Dataset rows describing interfaces
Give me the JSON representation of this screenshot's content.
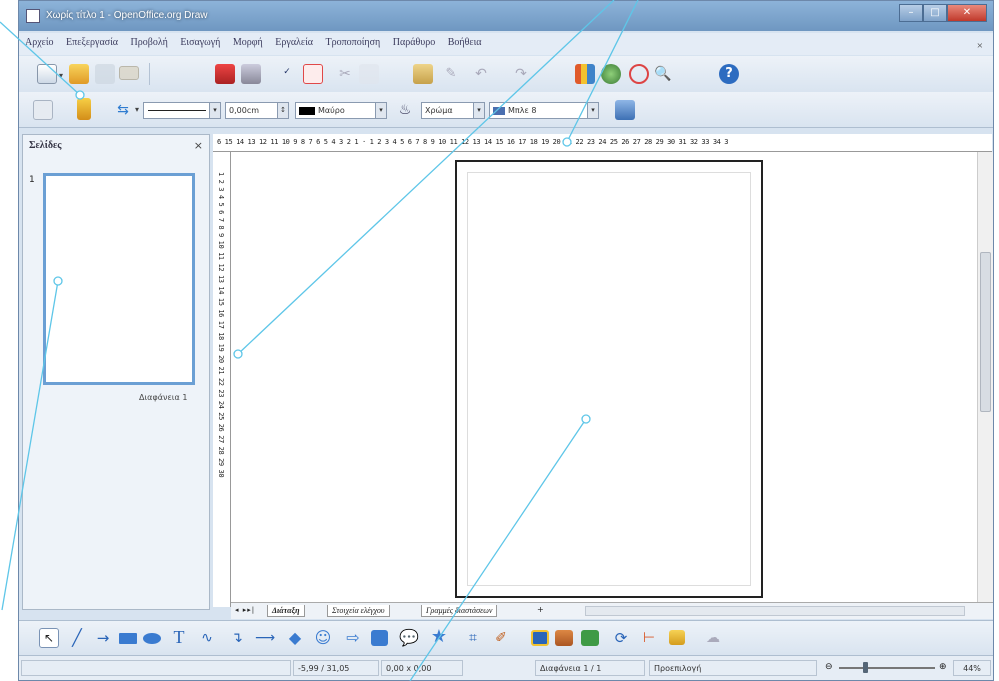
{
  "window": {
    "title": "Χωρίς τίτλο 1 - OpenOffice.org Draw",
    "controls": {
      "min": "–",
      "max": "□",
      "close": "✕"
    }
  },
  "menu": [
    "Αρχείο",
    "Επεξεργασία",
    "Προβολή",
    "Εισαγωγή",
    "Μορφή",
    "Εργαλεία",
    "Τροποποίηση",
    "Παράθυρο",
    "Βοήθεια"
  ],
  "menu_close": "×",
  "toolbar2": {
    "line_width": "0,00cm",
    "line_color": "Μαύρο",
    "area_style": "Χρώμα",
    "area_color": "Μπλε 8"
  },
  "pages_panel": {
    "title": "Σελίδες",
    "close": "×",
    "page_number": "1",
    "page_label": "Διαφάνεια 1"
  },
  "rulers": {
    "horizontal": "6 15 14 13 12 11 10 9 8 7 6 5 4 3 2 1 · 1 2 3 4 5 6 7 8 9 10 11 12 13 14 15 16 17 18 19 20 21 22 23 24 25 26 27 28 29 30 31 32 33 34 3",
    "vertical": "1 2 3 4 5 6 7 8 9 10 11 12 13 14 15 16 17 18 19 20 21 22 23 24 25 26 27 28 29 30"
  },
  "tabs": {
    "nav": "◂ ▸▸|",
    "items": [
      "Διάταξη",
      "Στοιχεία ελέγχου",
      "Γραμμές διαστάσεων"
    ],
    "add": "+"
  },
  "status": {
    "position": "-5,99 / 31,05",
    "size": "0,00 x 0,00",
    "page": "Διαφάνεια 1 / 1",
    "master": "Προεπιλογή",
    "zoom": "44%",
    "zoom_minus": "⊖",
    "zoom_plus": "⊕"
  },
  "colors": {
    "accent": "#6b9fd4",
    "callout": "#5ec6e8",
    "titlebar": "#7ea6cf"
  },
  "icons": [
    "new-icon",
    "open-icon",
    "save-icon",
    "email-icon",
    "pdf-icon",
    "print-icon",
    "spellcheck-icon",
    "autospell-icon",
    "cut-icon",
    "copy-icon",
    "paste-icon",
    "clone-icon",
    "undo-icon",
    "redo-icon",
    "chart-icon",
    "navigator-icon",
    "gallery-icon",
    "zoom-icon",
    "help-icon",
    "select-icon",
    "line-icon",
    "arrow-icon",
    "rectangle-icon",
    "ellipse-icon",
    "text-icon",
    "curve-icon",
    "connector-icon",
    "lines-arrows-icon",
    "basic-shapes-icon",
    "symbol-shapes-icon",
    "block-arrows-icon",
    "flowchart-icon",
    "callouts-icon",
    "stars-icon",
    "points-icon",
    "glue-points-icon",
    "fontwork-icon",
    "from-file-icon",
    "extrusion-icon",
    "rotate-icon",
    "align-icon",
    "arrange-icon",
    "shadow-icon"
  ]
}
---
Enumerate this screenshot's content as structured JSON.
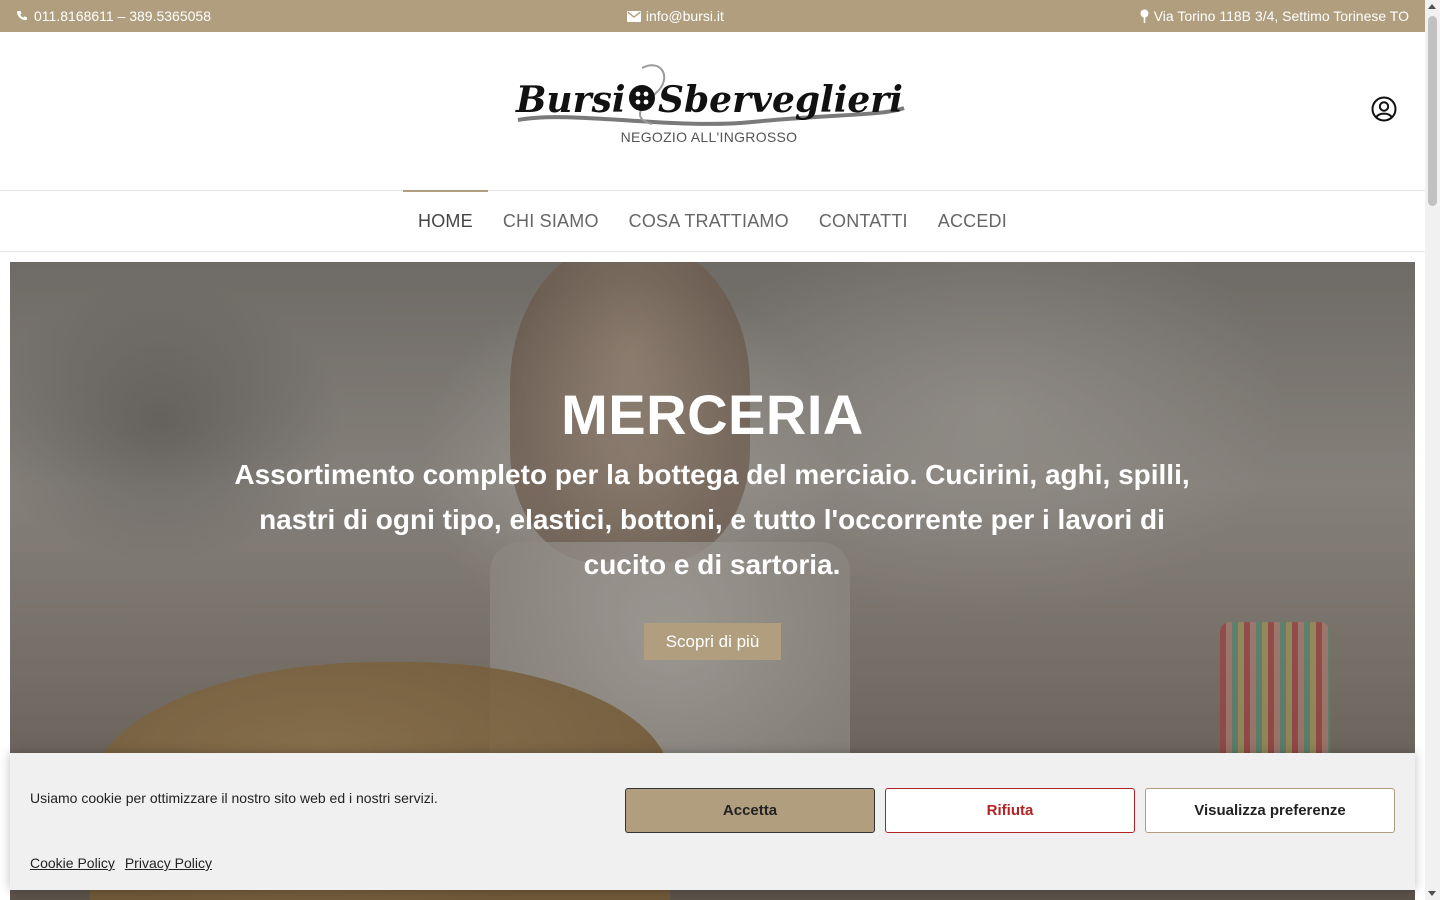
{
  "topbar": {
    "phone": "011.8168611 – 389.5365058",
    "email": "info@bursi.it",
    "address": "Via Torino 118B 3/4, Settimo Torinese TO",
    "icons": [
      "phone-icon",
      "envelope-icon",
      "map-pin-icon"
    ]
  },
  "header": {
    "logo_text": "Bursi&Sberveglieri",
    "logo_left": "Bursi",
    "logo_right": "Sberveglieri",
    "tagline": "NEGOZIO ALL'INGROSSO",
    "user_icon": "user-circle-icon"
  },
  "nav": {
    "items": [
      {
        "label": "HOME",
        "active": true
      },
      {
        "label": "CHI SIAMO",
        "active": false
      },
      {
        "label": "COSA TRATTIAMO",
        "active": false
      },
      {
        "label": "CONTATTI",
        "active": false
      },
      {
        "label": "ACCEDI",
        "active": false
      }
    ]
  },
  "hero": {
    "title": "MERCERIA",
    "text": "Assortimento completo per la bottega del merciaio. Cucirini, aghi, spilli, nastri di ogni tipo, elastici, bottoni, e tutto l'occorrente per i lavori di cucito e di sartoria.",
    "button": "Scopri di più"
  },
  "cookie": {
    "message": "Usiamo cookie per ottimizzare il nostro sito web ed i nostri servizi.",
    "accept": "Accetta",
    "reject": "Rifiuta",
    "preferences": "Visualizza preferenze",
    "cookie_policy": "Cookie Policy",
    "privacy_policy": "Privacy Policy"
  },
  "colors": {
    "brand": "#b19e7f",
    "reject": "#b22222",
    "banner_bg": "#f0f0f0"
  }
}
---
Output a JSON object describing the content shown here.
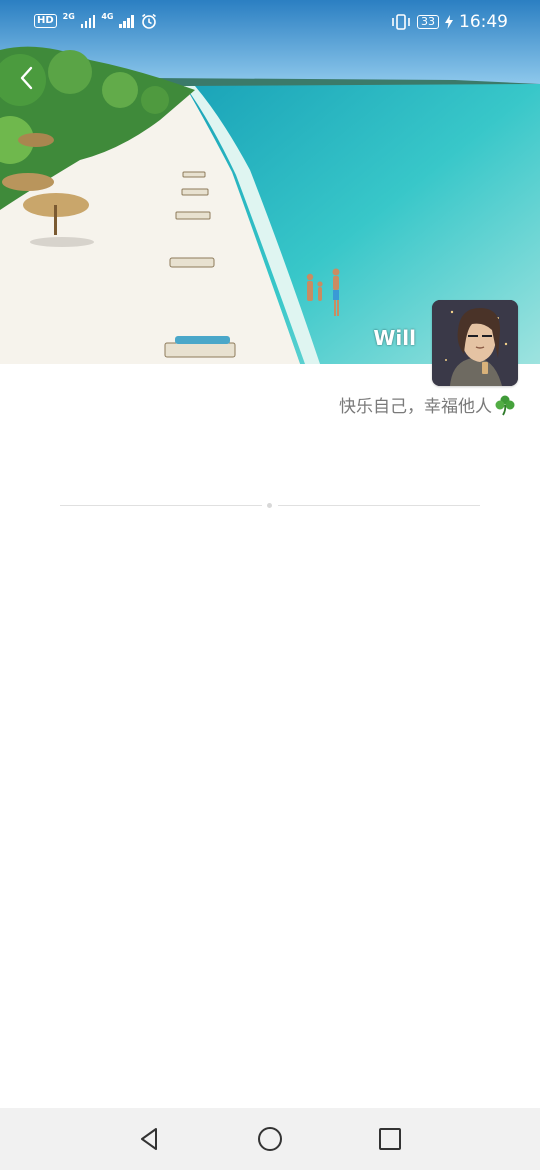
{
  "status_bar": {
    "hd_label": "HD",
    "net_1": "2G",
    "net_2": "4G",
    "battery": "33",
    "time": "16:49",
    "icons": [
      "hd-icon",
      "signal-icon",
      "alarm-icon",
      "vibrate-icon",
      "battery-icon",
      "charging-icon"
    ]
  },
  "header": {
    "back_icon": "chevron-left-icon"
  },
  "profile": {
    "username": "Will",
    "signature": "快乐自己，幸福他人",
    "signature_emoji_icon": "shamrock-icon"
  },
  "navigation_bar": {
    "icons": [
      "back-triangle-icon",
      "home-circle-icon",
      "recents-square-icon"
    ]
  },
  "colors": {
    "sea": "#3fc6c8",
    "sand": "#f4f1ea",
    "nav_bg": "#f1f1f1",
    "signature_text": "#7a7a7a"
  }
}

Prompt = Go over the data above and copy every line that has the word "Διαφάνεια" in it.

Completed exercise =
    "page_label": "Διαφάνεια 1"
    "page": "Διαφάνεια 1 / 1",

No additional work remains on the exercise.